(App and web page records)
=== Section Start ===

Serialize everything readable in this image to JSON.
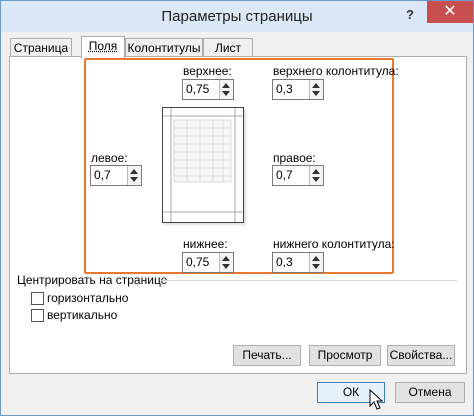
{
  "window": {
    "title": "Параметры страницы",
    "help": "?",
    "close": "✕"
  },
  "tabs": [
    "Страница",
    "Поля",
    "Колонтитулы",
    "Лист"
  ],
  "margins": {
    "top_label": "верхнее:",
    "top_value": "0,75",
    "header_label": "верхнего колонтитула:",
    "header_value": "0,3",
    "left_label": "левое:",
    "left_value": "0,7",
    "right_label": "правое:",
    "right_value": "0,7",
    "bottom_label": "нижнее:",
    "bottom_value": "0,75",
    "footer_label": "нижнего колонтитула:",
    "footer_value": "0,3"
  },
  "center": {
    "title": "Центрировать на странице",
    "horizontal": "горизонтально",
    "vertical": "вертикально"
  },
  "buttons": {
    "print": "Печать...",
    "preview": "Просмотр",
    "options": "Свойства...",
    "ok": "ОК",
    "cancel": "Отмена"
  },
  "colors": {
    "highlight": "#e8782c",
    "close_bg": "#c74f50",
    "title_bg": "#dae8f7"
  }
}
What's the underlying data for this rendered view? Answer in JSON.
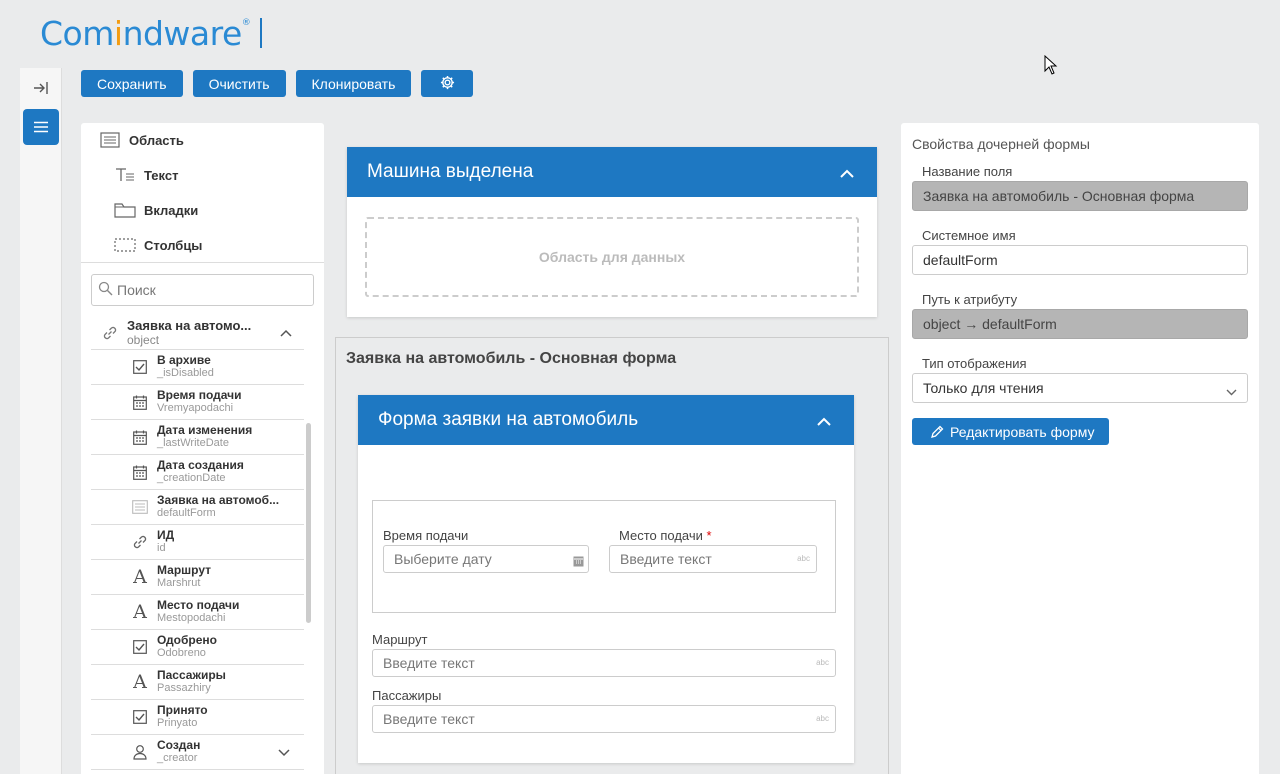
{
  "logo": {
    "part1": "Com",
    "part2": "i",
    "part3": "ndware",
    "mark": "®"
  },
  "rail": {
    "collapse_icon": "collapse-right-icon",
    "menu_icon": "menu-icon"
  },
  "toolbar": {
    "save_label": "Сохранить",
    "clear_label": "Очистить",
    "clone_label": "Клонировать",
    "settings_icon": "gear-icon"
  },
  "palette": {
    "items": [
      {
        "label": "Область",
        "icon": "area-icon"
      },
      {
        "label": "Текст",
        "icon": "text-icon"
      },
      {
        "label": "Вкладки",
        "icon": "tabs-icon"
      },
      {
        "label": "Столбцы",
        "icon": "columns-icon"
      }
    ]
  },
  "search": {
    "placeholder": "Поиск"
  },
  "tree": {
    "root": {
      "title": "Заявка на автомо...",
      "subtitle": "object"
    },
    "items": [
      {
        "title": "В архиве",
        "subtitle": "_isDisabled",
        "icon": "checkbox-icon"
      },
      {
        "title": "Время подачи",
        "subtitle": "Vremyapodachi",
        "icon": "calendar-icon"
      },
      {
        "title": "Дата изменения",
        "subtitle": "_lastWriteDate",
        "icon": "calendar-icon"
      },
      {
        "title": "Дата создания",
        "subtitle": "_creationDate",
        "icon": "calendar-icon"
      },
      {
        "title": "Заявка на автомоб...",
        "subtitle": "defaultForm",
        "icon": "form-icon"
      },
      {
        "title": "ИД",
        "subtitle": "id",
        "icon": "link-icon"
      },
      {
        "title": "Маршрут",
        "subtitle": "Marshrut",
        "icon": "text-a-icon"
      },
      {
        "title": "Место подачи",
        "subtitle": "Mestopodachi",
        "icon": "text-a-icon"
      },
      {
        "title": "Одобрено",
        "subtitle": "Odobreno",
        "icon": "checkbox-icon"
      },
      {
        "title": "Пассажиры",
        "subtitle": "Passazhiry",
        "icon": "text-a-icon"
      },
      {
        "title": "Принято",
        "subtitle": "Prinyato",
        "icon": "checkbox-icon"
      },
      {
        "title": "Создан",
        "subtitle": "_creator",
        "icon": "user-icon"
      }
    ]
  },
  "center": {
    "card1": {
      "title": "Машина выделена",
      "dropzone": "Область для данных"
    },
    "subform": {
      "title": "Заявка на автомобиль - Основная форма"
    },
    "card2": {
      "title": "Форма заявки на автомобиль"
    },
    "fields": {
      "time": {
        "label": "Время подачи",
        "placeholder": "Выберите дату"
      },
      "place": {
        "label": "Место подачи",
        "required": "*",
        "placeholder": "Введите текст",
        "suffix": "abc"
      },
      "route": {
        "label": "Маршрут",
        "placeholder": "Введите текст",
        "suffix": "abc"
      },
      "passengers": {
        "label": "Пассажиры",
        "placeholder": "Введите текст",
        "suffix": "abc"
      }
    }
  },
  "properties": {
    "title": "Свойства дочерней формы",
    "field_name_label": "Название поля",
    "field_name_value": "Заявка на автомобиль - Основная форма",
    "system_name_label": "Системное имя",
    "system_name_value": "defaultForm",
    "attr_path_label": "Путь к атрибуту",
    "attr_path_value": "object → defaultForm",
    "display_type_label": "Тип отображения",
    "display_type_value": "Только для чтения",
    "edit_button_label": "Редактировать форму"
  },
  "colors": {
    "accent": "#1e78c2",
    "logo_blue": "#2a8ad4",
    "logo_orange": "#f39c12",
    "required": "#dd0000"
  }
}
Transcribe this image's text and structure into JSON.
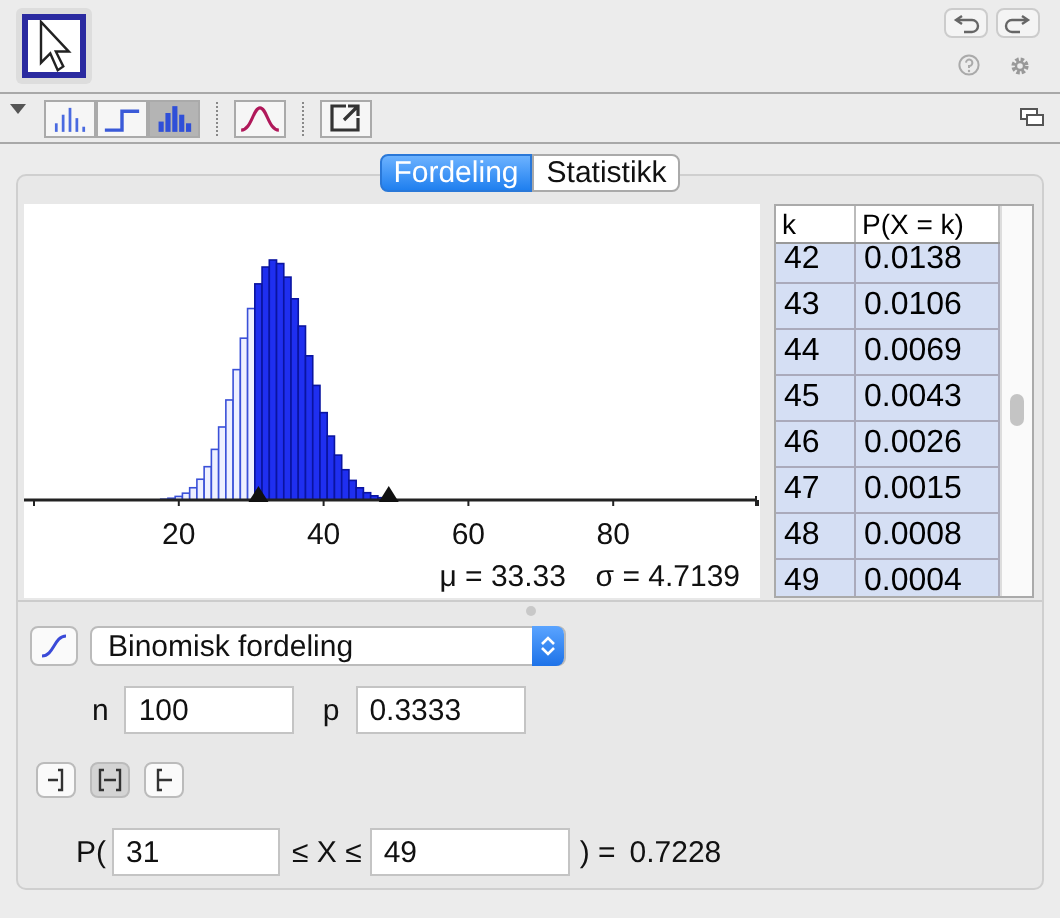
{
  "toolbar": {
    "tools": [
      {
        "kind": "pointer",
        "selected": true
      }
    ],
    "view_buttons": [
      {
        "kind": "bars",
        "selected": false
      },
      {
        "kind": "step",
        "selected": false
      },
      {
        "kind": "histogram",
        "selected": true
      }
    ],
    "overlay_buttons": [
      {
        "kind": "normal-curve",
        "selected": false
      }
    ]
  },
  "tabs": [
    {
      "label": "Fordeling",
      "selected": true
    },
    {
      "label": "Statistikk",
      "selected": false
    }
  ],
  "plot": {
    "x_ticks": [
      "20",
      "40",
      "60",
      "80"
    ],
    "mean": "μ = 33.33",
    "sd": "σ = 4.7139"
  },
  "table": {
    "columns": [
      "k",
      "P(X = k)"
    ],
    "rows": [
      {
        "k": "42",
        "p": "0.0138",
        "selected": true
      },
      {
        "k": "43",
        "p": "0.0106",
        "selected": true
      },
      {
        "k": "44",
        "p": "0.0069",
        "selected": true
      },
      {
        "k": "45",
        "p": "0.0043",
        "selected": true
      },
      {
        "k": "46",
        "p": "0.0026",
        "selected": true
      },
      {
        "k": "47",
        "p": "0.0015",
        "selected": true
      },
      {
        "k": "48",
        "p": "0.0008",
        "selected": true
      },
      {
        "k": "49",
        "p": "0.0004",
        "selected": true
      }
    ]
  },
  "distribution": {
    "name": "Binomisk fordeling"
  },
  "parameters": [
    {
      "label": "n",
      "value": "100"
    },
    {
      "label": "p",
      "value": "0.3333"
    }
  ],
  "interval_buttons": [
    {
      "kind": "left",
      "selected": false
    },
    {
      "kind": "two-sided",
      "selected": true
    },
    {
      "kind": "right",
      "selected": false
    }
  ],
  "probability": {
    "prefix": "P(",
    "lower": "31",
    "relation": "≤ X ≤",
    "upper": "49",
    "suffix": ") =",
    "result": "0.7228"
  }
}
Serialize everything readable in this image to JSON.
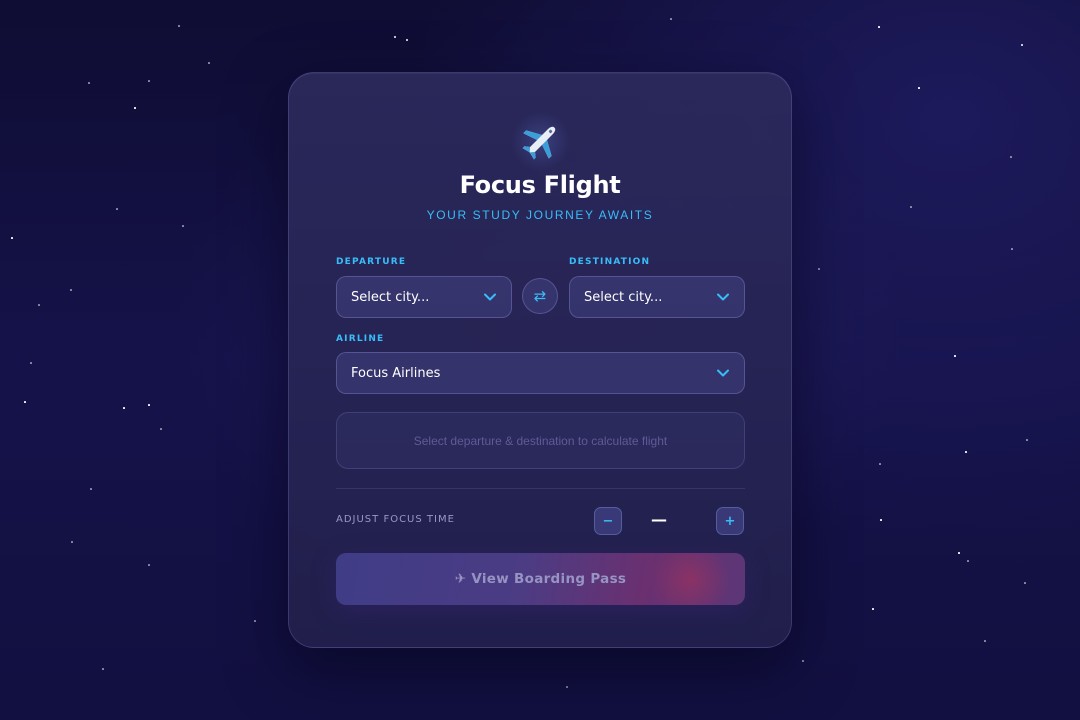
{
  "header": {
    "icon": "airplane-icon",
    "title": "Focus Flight",
    "subtitle": "YOUR STUDY JOURNEY AWAITS"
  },
  "departure": {
    "label": "DEPARTURE",
    "value": "Select city..."
  },
  "destination": {
    "label": "DESTINATION",
    "value": "Select city..."
  },
  "swap": {
    "icon": "swap-arrows-icon",
    "glyph": "⇄"
  },
  "airline": {
    "label": "AIRLINE",
    "value": "Focus Airlines"
  },
  "info": {
    "message": "Select departure & destination to calculate flight"
  },
  "focus_time": {
    "label": "ADJUST FOCUS TIME",
    "decrement": "−",
    "increment": "+",
    "value": "—"
  },
  "boarding": {
    "label": "✈ View Boarding Pass"
  },
  "colors": {
    "accent": "#38bdf8",
    "background": "#15124a",
    "card": "#2a2858"
  }
}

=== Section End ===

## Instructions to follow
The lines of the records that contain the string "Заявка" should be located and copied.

## Solution for this problem
      "title": "Заявка на автомо...",
        "title": "Заявка на автомоб...",
      "title": "Заявка на автомобиль - Основная форма"
    "field_name_value": "Заявка на автомобиль - Основная форма",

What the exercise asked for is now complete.